To install cement backerboard, measure the work area and cut to fit. It should cover the same area as the vapor barrier, and extend about 1/4 inch to 1/2 inch off of the base. To cut the backerboard: mark it, score it, and snap it. For curves, use a jigsaw with a bit made for concrete. Using power tools can create a lot of dust, so make the cuts outdoors while wearing safety glasses and a respirator.
Secure the backerboard to the studs with concrete backerboard screws. Don’t use drywall screws. Hanging the sheets can be a two-person job. Use shims at the base to set the expansion gap.
Apply cement backerboard seam tape to the joints, then coat over the tape with thinset mortar. Also tape the seams where the backerboard meets the drywall.
After the thinset has cured, apply a waterproof membrane. Start with a brush over the seams and joints.
Use a roller to apply a first coat over the entire backerboard. Let it dry, usually about 30 to 60 minutes.
Apply a second coat. Let it dry.
From this point on, the tile installation is the same as if you were installing a backsplash or tile on drywall.
Start with the horizontal layout. In a shower surround, center the tile horizontally along the length of the wall. Behind a sink, center the tile with a fixture, such as a faucet. When you determine the center, mark a vertical line on the wall.
Now check the layout.
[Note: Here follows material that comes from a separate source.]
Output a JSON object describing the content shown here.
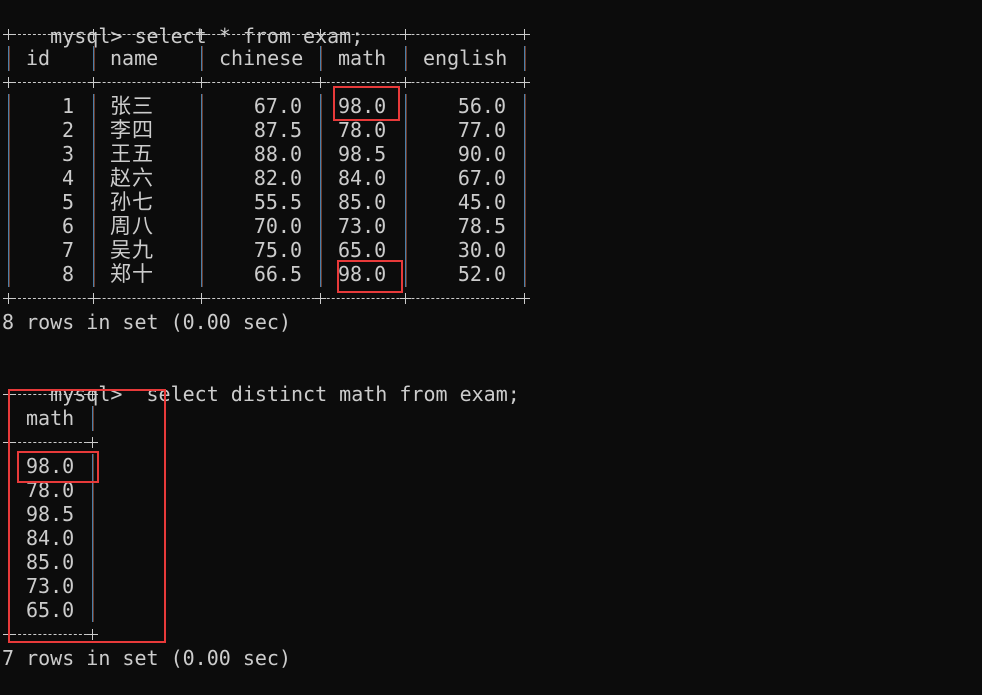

Starting at your mark, loose lay the tile—with spacers—along the wall and check the ends. If the layout gives you skinny pieces on the ends, adjust it to get wider tiles on the sides. Typical adjustments are about 1/4 to 1/3 the width of a tile. Adjust the vertical starting line if necessary.
Next check the vertical layout. Plan on having full tiles at the top, and cut tiles at the bottom because the shower base, floor, or countertop might not be perfectly level. Since you’ll most likely need to cut the tile at the bottom, it’s best to start the installation at the SECOND row. To mark the starting line, first use a level to find the lowest spot. Hold a full tile there with a 1/4 inch gap at the bottom and a spacer at the top. Mark this height on the wall. This will be your temporary starting line.
To see where the top row of tiles will sit, use a jury stick. Here’s how to make one. Set a straight board on the floor, and set the tile in place along the board—use spacers and account for the 1/4 inch gap at the bottom. Next, hold it up to your temporary starting line and check the top. Remember, you want full tiles at the top. If you need to adjust, move the layout down. Cutting a little bit off the bottom row won’t be noticeable. Mark a new starting line if necessary.
Here’s a tip when installing a backsplash: Don’t worry about cut tiles under cabinets. They won’t be visible.
Once you’ve determined your starting line, extend it along the walls.
Now you’re ready for the install. Check out our Install Shower Wall Tile video.